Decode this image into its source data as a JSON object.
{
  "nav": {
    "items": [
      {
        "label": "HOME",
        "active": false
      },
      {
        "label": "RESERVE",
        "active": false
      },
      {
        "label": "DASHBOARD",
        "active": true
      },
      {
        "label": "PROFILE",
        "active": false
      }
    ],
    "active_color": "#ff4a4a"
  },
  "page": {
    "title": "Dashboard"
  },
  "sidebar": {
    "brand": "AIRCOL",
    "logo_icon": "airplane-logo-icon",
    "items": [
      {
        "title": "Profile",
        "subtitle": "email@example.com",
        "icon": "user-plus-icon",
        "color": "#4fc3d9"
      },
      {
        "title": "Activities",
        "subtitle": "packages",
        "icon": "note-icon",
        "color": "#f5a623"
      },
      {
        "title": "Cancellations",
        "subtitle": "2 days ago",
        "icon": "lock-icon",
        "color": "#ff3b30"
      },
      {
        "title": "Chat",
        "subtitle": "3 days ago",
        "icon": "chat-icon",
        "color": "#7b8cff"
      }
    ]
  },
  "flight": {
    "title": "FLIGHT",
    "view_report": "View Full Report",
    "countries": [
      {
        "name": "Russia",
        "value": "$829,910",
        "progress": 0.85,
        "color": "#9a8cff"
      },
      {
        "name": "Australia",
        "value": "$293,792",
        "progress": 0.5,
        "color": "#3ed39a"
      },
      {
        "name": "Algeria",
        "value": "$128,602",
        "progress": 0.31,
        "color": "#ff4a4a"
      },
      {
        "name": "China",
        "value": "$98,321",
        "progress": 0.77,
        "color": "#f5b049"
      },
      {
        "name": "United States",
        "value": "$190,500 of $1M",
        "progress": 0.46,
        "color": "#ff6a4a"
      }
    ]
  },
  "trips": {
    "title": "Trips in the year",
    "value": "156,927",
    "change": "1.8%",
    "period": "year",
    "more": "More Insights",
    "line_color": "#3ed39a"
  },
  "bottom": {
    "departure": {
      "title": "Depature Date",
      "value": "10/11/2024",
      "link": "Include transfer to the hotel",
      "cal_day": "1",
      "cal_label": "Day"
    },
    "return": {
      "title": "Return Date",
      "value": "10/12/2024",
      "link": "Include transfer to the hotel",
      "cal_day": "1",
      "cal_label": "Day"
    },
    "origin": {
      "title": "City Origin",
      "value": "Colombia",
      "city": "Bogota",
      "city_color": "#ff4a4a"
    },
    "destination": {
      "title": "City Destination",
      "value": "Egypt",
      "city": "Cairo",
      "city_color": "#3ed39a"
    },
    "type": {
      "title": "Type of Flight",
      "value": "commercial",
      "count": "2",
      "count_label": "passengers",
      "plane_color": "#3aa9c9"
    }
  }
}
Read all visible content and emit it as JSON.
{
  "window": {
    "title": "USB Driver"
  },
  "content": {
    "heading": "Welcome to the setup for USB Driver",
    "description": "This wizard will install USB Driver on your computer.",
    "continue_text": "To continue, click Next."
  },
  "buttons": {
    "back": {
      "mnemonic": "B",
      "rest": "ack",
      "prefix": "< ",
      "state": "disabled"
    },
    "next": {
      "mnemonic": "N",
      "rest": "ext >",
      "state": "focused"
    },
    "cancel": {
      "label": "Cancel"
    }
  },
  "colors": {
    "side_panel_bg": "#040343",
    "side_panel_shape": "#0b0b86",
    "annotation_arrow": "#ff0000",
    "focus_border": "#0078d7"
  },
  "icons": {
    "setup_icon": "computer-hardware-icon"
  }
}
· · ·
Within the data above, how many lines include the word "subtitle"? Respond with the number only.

4